Have you every thought about watering animals in sub zero temperatures? Most people don’t. Unless, of course you live where winter is 5 months out of the year. Here’s how we do it.
Floating water heater
We are below freezing everyday now so summer water troughs freeze solid. You can get floating and submersible water heaters and we do use one. I think that is the usual solution for most farm people here. We took it a step further and hubby built an insulated water trough out of a plastic storage bin. Last winter, with just one calf drinking from it, we kept it full by carrying 2 five gallon pails of water every few days. This winter, that one calf is a yearling and we have a milk cow. Milk cows drink a lot of water! The trough is emptied daily by these two. How to keep the trough full? (not hauling 2 five gallon pails 3 times a day!) Hubby built a sled for it so we can slide it to the barn, fill it up and slide it back. This we do everyday. A lot of work but a solution until we come up with something better.
Insulated water trough on a sled
We had a really cold night already this week. It dipped to -30C (-22F). Inside the barn kept quite warm but during the day while Happy was outside, it cooled down to the point that there was ice on the water bowls and the lines were frozen. Now, the decision is made, do we drain the waterlines and haul buckets of water to the cows? Or do we install a heater and keep the barn warm? Already filling the outside water trough daily, you can guess which option we chose.
Water bowl in the far corner
I already have a heater in the chicken part of the barn to keep the waterline from freezing. We opened the door between the two areas to help keep them both warm. Not too warm, just warm enough. We blocked the doorway so the chickens and ducks stay where they belong but air can flow.
How do you water your animals when it’s freezing out?
This post is part of Simple Lives Thursday blog hop hosted by GNOWFGLINS, Sustainable Eats, Culinary Bliss, and A Little Bit of Spain in Iowa.
In the morning
When the dawn is cold and grey
It’s time to do the chores,
Time to start my day
I put on my old barn shoes
Once shiny and new
Now only a shadow
Well worn, and held with glue
We’ve walked a lot of miles
Stepped in places I dare not say
They’ve been a comfort
In work and in play
But the time has come to go,
They’ve walked their final trail
For I’ve found myself another
And I couldn’t pass up the sale!
The barn needs more work but it will have to wait until next year. I couldn’t stand looking at a faded red/ purple barn one more winter!

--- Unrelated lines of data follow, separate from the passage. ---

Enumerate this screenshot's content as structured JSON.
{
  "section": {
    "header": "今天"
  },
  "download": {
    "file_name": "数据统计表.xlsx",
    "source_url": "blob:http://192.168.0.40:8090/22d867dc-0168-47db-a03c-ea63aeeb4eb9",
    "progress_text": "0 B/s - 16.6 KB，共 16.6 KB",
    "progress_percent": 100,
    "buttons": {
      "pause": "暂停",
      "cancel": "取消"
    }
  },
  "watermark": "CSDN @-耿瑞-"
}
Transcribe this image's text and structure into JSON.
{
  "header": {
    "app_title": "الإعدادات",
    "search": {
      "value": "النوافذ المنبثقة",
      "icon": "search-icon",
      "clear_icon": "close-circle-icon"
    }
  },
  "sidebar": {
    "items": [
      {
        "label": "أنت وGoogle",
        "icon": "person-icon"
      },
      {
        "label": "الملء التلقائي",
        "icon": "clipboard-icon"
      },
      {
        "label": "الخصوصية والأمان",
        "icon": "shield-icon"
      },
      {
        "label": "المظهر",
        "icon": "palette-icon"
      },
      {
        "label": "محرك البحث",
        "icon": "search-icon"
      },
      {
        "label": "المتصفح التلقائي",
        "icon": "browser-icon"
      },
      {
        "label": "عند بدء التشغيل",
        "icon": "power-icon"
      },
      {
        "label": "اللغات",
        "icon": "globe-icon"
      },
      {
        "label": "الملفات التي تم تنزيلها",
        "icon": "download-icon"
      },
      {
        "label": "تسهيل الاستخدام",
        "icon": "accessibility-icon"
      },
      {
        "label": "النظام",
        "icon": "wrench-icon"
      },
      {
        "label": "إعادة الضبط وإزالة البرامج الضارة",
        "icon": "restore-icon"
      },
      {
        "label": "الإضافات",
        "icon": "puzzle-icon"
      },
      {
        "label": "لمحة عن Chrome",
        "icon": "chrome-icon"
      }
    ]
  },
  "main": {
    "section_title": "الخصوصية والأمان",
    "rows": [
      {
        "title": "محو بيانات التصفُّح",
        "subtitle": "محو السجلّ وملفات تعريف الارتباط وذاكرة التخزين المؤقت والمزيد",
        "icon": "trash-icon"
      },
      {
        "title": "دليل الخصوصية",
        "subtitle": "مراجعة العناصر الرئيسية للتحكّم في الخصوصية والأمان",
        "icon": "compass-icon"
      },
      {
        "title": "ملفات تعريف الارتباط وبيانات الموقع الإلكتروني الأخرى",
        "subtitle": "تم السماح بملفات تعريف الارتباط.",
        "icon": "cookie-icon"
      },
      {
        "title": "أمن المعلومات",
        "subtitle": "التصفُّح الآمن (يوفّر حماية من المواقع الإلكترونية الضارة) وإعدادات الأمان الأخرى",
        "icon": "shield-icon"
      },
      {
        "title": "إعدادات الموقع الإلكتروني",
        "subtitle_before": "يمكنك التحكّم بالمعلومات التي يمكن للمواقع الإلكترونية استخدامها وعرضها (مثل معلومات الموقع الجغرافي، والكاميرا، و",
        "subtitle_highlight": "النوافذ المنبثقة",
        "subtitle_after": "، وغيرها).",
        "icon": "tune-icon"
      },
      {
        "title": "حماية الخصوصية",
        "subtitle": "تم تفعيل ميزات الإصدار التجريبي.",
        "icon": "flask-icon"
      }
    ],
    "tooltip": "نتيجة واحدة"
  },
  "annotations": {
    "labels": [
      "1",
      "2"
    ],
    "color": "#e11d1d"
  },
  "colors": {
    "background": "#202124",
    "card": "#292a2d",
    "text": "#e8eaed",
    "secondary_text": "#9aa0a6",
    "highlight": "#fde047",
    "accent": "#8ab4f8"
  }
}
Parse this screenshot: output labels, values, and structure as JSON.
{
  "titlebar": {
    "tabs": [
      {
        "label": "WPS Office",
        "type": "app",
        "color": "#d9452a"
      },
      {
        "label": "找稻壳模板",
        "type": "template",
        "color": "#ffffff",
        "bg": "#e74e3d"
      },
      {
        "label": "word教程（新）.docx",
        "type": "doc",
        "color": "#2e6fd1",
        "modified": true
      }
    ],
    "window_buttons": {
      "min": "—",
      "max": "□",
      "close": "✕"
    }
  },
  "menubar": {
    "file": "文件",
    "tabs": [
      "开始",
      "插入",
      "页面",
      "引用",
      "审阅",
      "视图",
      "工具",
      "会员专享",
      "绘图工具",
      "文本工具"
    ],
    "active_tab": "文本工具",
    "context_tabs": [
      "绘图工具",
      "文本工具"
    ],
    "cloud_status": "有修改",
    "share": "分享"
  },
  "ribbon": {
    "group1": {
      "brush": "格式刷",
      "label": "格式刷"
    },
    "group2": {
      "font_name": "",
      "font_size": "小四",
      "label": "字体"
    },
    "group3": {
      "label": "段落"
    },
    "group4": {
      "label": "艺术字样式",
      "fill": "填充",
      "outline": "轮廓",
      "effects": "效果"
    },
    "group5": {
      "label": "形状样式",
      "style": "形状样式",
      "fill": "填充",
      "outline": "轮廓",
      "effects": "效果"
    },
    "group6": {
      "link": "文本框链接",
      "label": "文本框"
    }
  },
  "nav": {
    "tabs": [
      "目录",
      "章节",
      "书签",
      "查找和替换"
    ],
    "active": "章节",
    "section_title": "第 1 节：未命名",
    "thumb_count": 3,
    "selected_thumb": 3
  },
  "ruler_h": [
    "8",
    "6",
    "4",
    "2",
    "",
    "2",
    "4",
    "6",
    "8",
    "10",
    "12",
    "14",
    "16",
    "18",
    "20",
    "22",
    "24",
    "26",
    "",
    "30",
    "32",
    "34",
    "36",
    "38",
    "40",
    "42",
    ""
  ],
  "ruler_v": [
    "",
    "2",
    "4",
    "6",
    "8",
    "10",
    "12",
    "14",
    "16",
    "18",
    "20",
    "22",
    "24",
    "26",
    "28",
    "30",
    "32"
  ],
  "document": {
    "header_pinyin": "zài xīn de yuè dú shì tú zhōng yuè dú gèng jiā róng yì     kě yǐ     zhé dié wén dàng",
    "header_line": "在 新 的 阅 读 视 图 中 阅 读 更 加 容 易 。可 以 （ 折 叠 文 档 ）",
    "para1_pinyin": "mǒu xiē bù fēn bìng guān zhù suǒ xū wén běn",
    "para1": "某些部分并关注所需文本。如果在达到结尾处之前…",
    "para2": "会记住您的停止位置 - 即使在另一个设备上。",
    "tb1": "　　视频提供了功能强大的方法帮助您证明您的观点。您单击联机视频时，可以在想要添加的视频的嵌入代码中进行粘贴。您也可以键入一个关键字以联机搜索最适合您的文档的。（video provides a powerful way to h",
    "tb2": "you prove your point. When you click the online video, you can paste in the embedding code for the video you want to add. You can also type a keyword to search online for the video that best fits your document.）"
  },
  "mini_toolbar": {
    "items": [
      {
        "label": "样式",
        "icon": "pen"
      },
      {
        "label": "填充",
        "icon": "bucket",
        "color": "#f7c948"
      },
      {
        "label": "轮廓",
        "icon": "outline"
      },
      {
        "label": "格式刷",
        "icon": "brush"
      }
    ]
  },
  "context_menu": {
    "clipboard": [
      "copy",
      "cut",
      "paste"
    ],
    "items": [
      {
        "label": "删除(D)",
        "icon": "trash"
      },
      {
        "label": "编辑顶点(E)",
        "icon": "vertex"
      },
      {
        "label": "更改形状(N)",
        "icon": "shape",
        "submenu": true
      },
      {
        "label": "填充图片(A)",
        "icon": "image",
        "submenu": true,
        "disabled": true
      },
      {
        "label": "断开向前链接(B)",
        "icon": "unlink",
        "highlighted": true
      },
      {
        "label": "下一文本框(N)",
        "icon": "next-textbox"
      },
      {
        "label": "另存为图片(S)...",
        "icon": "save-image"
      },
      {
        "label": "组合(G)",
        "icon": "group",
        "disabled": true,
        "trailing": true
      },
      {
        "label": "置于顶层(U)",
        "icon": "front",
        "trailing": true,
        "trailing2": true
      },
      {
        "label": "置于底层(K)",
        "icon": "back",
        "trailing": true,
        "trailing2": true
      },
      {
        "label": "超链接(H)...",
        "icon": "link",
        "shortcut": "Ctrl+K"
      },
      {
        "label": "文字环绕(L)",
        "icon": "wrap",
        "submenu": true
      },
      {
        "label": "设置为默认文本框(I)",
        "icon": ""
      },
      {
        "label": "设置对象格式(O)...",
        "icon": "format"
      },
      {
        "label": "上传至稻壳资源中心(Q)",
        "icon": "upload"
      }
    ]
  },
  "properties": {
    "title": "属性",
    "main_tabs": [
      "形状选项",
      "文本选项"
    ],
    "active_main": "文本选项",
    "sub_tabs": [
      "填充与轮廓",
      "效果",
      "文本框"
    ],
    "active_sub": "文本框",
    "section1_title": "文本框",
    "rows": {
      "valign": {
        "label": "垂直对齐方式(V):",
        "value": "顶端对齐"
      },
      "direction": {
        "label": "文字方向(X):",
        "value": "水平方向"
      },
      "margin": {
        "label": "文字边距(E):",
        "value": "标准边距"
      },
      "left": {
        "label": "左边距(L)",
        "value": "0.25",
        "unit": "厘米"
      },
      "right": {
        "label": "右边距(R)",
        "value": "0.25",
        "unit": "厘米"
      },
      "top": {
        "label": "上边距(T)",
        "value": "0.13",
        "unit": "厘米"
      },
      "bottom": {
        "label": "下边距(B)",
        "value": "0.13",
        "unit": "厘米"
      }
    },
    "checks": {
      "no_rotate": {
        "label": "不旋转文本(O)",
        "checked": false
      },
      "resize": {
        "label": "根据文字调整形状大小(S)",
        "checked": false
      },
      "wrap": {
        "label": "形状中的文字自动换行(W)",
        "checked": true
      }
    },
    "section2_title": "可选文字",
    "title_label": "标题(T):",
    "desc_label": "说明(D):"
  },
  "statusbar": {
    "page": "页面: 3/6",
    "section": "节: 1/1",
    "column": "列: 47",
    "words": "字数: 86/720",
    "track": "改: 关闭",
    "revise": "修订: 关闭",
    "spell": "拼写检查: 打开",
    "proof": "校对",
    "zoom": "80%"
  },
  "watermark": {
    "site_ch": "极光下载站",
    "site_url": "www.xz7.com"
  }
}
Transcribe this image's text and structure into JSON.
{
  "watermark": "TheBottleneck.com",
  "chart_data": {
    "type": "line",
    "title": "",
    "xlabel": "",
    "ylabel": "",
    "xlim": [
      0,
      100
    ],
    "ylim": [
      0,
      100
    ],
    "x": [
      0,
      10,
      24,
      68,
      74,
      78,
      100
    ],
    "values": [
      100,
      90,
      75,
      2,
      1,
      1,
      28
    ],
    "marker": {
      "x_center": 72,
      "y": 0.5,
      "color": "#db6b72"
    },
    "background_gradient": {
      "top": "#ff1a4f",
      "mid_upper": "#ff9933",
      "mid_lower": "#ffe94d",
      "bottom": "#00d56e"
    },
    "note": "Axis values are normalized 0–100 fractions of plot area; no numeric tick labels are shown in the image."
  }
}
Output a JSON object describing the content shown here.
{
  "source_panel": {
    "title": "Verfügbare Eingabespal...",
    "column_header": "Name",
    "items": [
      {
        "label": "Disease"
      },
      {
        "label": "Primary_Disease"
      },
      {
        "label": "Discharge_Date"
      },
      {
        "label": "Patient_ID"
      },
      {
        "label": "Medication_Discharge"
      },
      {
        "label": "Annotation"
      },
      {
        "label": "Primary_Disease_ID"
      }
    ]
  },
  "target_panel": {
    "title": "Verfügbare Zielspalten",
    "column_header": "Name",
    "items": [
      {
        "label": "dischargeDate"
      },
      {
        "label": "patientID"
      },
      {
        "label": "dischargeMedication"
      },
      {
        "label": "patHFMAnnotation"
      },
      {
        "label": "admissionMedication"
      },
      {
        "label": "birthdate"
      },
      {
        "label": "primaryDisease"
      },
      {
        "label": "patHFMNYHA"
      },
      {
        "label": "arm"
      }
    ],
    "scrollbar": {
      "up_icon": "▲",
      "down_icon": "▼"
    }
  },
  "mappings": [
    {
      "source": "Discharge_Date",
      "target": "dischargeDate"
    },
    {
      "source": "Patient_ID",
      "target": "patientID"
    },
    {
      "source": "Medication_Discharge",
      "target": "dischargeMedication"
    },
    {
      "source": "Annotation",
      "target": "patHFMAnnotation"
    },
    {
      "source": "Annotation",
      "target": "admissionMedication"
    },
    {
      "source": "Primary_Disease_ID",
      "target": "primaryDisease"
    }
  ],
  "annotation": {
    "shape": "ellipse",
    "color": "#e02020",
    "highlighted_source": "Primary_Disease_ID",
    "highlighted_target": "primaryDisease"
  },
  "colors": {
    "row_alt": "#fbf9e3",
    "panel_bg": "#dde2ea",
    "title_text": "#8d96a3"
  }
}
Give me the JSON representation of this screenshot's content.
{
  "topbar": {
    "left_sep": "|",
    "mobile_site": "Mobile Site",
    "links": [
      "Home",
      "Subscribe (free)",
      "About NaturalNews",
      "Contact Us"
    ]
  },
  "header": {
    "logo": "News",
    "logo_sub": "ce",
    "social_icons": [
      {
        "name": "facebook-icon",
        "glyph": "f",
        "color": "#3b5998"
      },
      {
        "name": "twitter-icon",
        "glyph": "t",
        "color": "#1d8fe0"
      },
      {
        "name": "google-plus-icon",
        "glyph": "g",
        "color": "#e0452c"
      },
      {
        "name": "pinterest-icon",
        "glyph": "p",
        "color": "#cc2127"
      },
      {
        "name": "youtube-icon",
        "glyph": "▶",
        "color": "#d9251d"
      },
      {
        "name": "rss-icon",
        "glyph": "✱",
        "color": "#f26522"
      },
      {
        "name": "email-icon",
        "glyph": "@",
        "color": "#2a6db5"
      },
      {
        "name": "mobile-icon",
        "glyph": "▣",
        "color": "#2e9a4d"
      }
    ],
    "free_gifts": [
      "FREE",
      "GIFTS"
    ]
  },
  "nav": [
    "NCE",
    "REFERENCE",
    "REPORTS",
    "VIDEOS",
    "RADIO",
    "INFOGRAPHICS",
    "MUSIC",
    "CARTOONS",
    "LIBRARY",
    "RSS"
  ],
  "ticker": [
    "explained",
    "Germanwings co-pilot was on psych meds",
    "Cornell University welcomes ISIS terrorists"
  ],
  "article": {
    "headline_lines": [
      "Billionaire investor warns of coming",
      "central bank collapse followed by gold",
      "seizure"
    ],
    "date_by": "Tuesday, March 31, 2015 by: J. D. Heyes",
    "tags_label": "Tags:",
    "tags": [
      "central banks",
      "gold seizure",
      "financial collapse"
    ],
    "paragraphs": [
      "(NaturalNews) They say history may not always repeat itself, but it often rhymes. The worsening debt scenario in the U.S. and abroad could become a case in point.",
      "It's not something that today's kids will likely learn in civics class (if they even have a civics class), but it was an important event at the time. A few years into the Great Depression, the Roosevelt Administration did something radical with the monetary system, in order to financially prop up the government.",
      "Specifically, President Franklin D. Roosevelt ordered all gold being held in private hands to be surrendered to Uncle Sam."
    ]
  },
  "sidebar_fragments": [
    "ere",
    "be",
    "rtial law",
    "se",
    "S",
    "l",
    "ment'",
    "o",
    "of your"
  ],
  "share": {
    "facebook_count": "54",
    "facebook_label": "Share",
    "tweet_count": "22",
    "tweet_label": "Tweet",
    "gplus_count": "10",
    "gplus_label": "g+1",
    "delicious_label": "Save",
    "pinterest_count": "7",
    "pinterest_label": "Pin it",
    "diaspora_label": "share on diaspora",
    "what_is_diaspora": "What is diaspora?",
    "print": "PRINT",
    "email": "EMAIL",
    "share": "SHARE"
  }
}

This was a big job hubby and the boys took on. They did the east side of the roof first, then they did the west side,which was more entailed. They replaced the exterior wall and some of the plywood on the roof, put in new roof vents, layed tar paper, then the shingles. It wasn’t a weekend job, that’s for sure! Some days it was impossible to be up there, even though the weather was nice, because of the wind. If they worked in spite of the wind, they couldn’t get as much done. Fighting the wind was exhausting. The roof is done finally, but there’s still more to do. The exterior plywood walls need a finish. Not to mention the umpteen other jobs that need to be done before the snow comes. The weather this week is suppose to be beautiful so I’m hoping we’ll get lots done.
Pig pen under construction
One of the projects we’ve been working on is revamping the pig pen in the barn. This space was used for pigs about 10 years ago but not since. It became a storage area. We are converting 2 pens into one, pulling up the wood floor and replacing it with concrete and making it so the pigs can go outside. The door was pre-existing as a loading door, so we’d like to still be able to keep it for loading/unloading pigs from the trailer but also allow them to access the outside through the same door. Well, that’s our idea to make it dual purpose. We’ll see if it works. I like to keep areas around the farm ‘multi-purpose’, so if we want to use this pen for a different animal, it wouldn’t involve reconstruction.
We’ve been wanting to do this project for a few years. I’d really like to get it done in time to get a couple pigs this spring, but we’ll see how it goes. With all the other projects, there’s lots to do. At least we got a start!
Barn roofing ripped off
We’ve been busy with several projects around the farm. Hubby had 2 weeks off work so we got a good start on a few of them. That’s also the reason I haven’t been blogging much lately. We got some high winds the other night that added another project to our to-do list. All night we listened to the winds howl and rage. When the day dawned we could see that a good section of the roofing on the barn was gone. The tar paper is still on except for a small piece at the top. I hope the rain holds off until the weekend when the boys can fix it. I’m glad that is all the damage that was done. It’s been extremely dry and there have been a lot of grass fires in the area. It’s still very windy.
The north side of the barn got a new roof this weekend. This is the side I keep the layers. I especially like the porch my hubby and son built on for me. It’s a place to keep the feed out of the rain and snow. And it keeps rain off the door!